(Collected data entries)

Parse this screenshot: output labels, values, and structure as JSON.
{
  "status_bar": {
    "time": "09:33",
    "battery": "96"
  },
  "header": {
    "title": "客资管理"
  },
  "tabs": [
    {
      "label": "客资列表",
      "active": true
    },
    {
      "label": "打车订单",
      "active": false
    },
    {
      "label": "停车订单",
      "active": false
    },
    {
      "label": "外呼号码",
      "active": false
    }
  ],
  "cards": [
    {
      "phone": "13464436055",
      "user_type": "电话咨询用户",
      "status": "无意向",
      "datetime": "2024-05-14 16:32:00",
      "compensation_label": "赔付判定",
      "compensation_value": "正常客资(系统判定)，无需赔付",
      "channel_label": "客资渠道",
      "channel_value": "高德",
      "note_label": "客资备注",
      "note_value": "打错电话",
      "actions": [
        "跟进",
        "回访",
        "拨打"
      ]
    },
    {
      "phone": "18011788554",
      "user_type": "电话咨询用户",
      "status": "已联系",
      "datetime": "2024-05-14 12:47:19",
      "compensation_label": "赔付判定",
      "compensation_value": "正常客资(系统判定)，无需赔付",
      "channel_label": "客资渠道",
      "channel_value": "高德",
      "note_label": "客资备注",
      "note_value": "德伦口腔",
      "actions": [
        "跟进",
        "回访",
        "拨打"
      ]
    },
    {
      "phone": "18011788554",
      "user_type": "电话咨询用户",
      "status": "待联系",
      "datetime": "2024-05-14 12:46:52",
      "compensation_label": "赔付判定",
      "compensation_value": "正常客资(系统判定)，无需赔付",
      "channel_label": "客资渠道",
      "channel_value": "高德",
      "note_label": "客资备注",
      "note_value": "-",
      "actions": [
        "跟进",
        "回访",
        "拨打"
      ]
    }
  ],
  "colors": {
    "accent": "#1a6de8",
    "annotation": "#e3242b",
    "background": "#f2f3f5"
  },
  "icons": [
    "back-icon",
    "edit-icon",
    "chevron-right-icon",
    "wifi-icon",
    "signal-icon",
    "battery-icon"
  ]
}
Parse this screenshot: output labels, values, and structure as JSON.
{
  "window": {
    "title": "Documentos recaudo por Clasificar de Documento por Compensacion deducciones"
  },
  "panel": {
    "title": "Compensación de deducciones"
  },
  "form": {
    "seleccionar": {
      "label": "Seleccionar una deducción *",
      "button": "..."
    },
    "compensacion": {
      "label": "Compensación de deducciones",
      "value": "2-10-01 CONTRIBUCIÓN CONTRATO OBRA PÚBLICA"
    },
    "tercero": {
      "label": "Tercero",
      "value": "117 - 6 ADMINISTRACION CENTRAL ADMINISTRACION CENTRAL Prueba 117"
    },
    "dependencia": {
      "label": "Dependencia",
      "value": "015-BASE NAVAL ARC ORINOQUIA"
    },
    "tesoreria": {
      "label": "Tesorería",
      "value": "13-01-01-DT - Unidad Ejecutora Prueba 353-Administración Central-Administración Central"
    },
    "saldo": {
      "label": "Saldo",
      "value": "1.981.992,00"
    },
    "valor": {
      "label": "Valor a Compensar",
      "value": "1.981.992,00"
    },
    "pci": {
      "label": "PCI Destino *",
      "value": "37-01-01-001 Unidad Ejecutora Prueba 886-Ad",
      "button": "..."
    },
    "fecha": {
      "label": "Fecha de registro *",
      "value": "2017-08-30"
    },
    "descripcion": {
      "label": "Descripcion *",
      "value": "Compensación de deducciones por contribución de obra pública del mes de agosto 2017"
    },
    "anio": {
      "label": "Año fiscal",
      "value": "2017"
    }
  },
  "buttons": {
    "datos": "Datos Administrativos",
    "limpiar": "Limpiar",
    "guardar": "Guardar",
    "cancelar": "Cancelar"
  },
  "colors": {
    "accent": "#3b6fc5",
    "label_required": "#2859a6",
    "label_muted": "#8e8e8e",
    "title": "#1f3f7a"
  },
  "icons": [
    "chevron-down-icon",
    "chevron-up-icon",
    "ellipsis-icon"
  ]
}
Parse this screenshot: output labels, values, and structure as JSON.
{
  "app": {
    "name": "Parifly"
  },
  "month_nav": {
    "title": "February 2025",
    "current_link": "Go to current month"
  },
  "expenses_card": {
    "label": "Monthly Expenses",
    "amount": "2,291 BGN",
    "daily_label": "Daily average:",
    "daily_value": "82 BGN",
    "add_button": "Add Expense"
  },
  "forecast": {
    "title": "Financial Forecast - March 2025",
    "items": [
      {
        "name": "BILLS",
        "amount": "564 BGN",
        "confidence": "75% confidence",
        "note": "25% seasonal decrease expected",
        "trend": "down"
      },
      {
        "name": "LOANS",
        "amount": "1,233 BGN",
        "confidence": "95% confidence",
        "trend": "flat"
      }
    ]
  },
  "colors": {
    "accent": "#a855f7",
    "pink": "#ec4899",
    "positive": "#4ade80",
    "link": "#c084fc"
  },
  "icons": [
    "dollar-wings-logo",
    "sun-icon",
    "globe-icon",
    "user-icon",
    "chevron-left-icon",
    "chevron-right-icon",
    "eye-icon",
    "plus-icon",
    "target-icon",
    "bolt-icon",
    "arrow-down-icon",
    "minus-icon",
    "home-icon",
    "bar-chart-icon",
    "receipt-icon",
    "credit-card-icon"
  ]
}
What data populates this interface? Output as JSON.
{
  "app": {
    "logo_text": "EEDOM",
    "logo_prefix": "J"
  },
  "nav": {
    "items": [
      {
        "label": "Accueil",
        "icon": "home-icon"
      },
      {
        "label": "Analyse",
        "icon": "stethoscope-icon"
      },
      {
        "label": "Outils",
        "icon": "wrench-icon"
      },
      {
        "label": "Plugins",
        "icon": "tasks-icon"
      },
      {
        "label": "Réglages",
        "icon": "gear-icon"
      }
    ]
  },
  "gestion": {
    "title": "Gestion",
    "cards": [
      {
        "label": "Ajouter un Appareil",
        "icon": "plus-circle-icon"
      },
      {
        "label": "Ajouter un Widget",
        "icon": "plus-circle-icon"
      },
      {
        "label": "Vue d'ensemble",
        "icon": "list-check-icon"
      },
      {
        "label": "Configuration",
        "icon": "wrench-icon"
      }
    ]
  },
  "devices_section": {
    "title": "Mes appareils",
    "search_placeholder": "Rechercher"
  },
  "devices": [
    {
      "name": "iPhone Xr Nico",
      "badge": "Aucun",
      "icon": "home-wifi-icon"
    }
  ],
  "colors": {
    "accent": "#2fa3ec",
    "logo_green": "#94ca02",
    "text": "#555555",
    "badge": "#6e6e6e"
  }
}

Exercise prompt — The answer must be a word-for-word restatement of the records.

Task response —
Parse this screenshot: output labels, values, and structure as JSON.
{
  "status_bar": {
    "time": "09:33",
    "battery": "96"
  },
  "header": {
    "title": "客资管理"
  },
  "tabs": [
    {
      "label": "客资列表",
      "active": true
    },
    {
      "label": "打车订单",
      "active": false
    },
    {
      "label": "停车订单",
      "active": false
    },
    {
      "label": "外呼号码",
      "active": false
    }
  ],
  "cards": [
    {
      "phone": "13464436055",
      "user_type": "电话咨询用户",
      "status": "无意向",
      "datetime": "2024-05-14 16:32:00",
      "compensation_label": "赔付判定",
      "compensation_value": "正常客资(系统判定)，无需赔付",
      "channel_label": "客资渠道",
      "channel_value": "高德",
      "note_label": "客资备注",
      "note_value": "打错电话",
      "actions": [
        "跟进",
        "回访",
        "拨打"
      ]
    },
    {
      "phone": "18011788554",
      "user_type": "电话咨询用户",
      "status": "已联系",
      "datetime": "2024-05-14 12:47:19",
      "compensation_label": "赔付判定",
      "compensation_value": "正常客资(系统判定)，无需赔付",
      "channel_label": "客资渠道",
      "channel_value": "高德",
      "note_label": "客资备注",
      "note_value": "德伦口腔",
      "actions": [
        "跟进",
        "回访",
        "拨打"
      ]
    },
    {
      "phone": "18011788554",
      "user_type": "电话咨询用户",
      "status": "待联系",
      "datetime": "2024-05-14 12:46:52",
      "compensation_label": "赔付判定",
      "compensation_value": "正常客资(系统判定)，无需赔付",
      "channel_label": "客资渠道",
      "channel_value": "高德",
      "note_label": "客资备注",
      "note_value": "-",
      "actions": [
        "跟进",
        "回访",
        "拨打"
      ]
    }
  ],
  "colors": {
    "accent": "#1a6de8",
    "annotation": "#e3242b",
    "background": "#f2f3f5"
  },
  "icons": [
    "back-icon",
    "edit-icon",
    "chevron-right-icon",
    "wifi-icon",
    "signal-icon",
    "battery-icon"
  ]
}
Parse this screenshot: output labels, values, and structure as JSON.
{
  "window": {
    "title": "Documentos recaudo por Clasificar de Documento por Compensacion deducciones"
  },
  "panel": {
    "title": "Compensación de deducciones"
  },
  "form": {
    "seleccionar": {
      "label": "Seleccionar una deducción *",
      "button": "..."
    },
    "compensacion": {
      "label": "Compensación de deducciones",
      "value": "2-10-01 CONTRIBUCIÓN CONTRATO OBRA PÚBLICA"
    },
    "tercero": {
      "label": "Tercero",
      "value": "117 - 6 ADMINISTRACION CENTRAL ADMINISTRACION CENTRAL Prueba 117"
    },
    "dependencia": {
      "label": "Dependencia",
      "value": "015-BASE NAVAL ARC ORINOQUIA"
    },
    "tesoreria": {
      "label": "Tesorería",
      "value": "13-01-01-DT - Unidad Ejecutora Prueba 353-Administración Central-Administración Central"
    },
    "saldo": {
      "label": "Saldo",
      "value": "1.981.992,00"
    },
    "valor": {
      "label": "Valor a Compensar",
      "value": "1.981.992,00"
    },
    "pci": {
      "label": "PCI Destino *",
      "value": "37-01-01-001 Unidad Ejecutora Prueba 886-Ad",
      "button": "..."
    },
    "fecha": {
      "label": "Fecha de registro *",
      "value": "2017-08-30"
    },
    "descripcion": {
      "label": "Descripcion *",
      "value": "Compensación de deducciones por contribución de obra pública del mes de agosto 2017"
    },
    "anio": {
      "label": "Año fiscal",
      "value": "2017"
    }
  },
  "buttons": {
    "datos": "Datos Administrativos",
    "limpiar": "Limpiar",
    "guardar": "Guardar",
    "cancelar": "Cancelar"
  },
  "colors": {
    "accent": "#3b6fc5",
    "label_required": "#2859a6",
    "label_muted": "#8e8e8e",
    "title": "#1f3f7a"
  },
  "icons": [
    "chevron-down-icon",
    "chevron-up-icon",
    "ellipsis-icon"
  ]
}
Parse this screenshot: output labels, values, and structure as JSON.
{
  "app": {
    "name": "Parifly"
  },
  "month_nav": {
    "title": "February 2025",
    "current_link": "Go to current month"
  },
  "expenses_card": {
    "label": "Monthly Expenses",
    "amount": "2,291 BGN",
    "daily_label": "Daily average:",
    "daily_value": "82 BGN",
    "add_button": "Add Expense"
  },
  "forecast": {
    "title": "Financial Forecast - March 2025",
    "items": [
      {
        "name": "BILLS",
        "amount": "564 BGN",
        "confidence": "75% confidence",
        "note": "25% seasonal decrease expected",
        "trend": "down"
      },
      {
        "name": "LOANS",
        "amount": "1,233 BGN",
        "confidence": "95% confidence",
        "trend": "flat"
      }
    ]
  },
  "colors": {
    "accent": "#a855f7",
    "pink": "#ec4899",
    "positive": "#4ade80",
    "link": "#c084fc"
  },
  "icons": [
    "dollar-wings-logo",
    "sun-icon",
    "globe-icon",
    "user-icon",
    "chevron-left-icon",
    "chevron-right-icon",
    "eye-icon",
    "plus-icon",
    "target-icon",
    "bolt-icon",
    "arrow-down-icon",
    "minus-icon",
    "home-icon",
    "bar-chart-icon",
    "receipt-icon",
    "credit-card-icon"
  ]
}
What data populates this interface? Output as JSON.
{
  "app": {
    "logo_text": "EEDOM",
    "logo_prefix": "J"
  },
  "nav": {
    "items": [
      {
        "label": "Accueil",
        "icon": "home-icon"
      },
      {
        "label": "Analyse",
        "icon": "stethoscope-icon"
      },
      {
        "label": "Outils",
        "icon": "wrench-icon"
      },
      {
        "label": "Plugins",
        "icon": "tasks-icon"
      },
      {
        "label": "Réglages",
        "icon": "gear-icon"
      }
    ]
  },
  "gestion": {
    "title": "Gestion",
    "cards": [
      {
        "label": "Ajouter un Appareil",
        "icon": "plus-circle-icon"
      },
      {
        "label": "Ajouter un Widget",
        "icon": "plus-circle-icon"
      },
      {
        "label": "Vue d'ensemble",
        "icon": "list-check-icon"
      },
      {
        "label": "Configuration",
        "icon": "wrench-icon"
      }
    ]
  },
  "devices_section": {
    "title": "Mes appareils",
    "search_placeholder": "Rechercher"
  },
  "devices": [
    {
      "name": "iPhone Xr Nico",
      "badge": "Aucun",
      "icon": "home-wifi-icon"
    }
  ],
  "colors": {
    "accent": "#2fa3ec",
    "logo_green": "#94ca02",
    "text": "#555555",
    "badge": "#6e6e6e"
  }
}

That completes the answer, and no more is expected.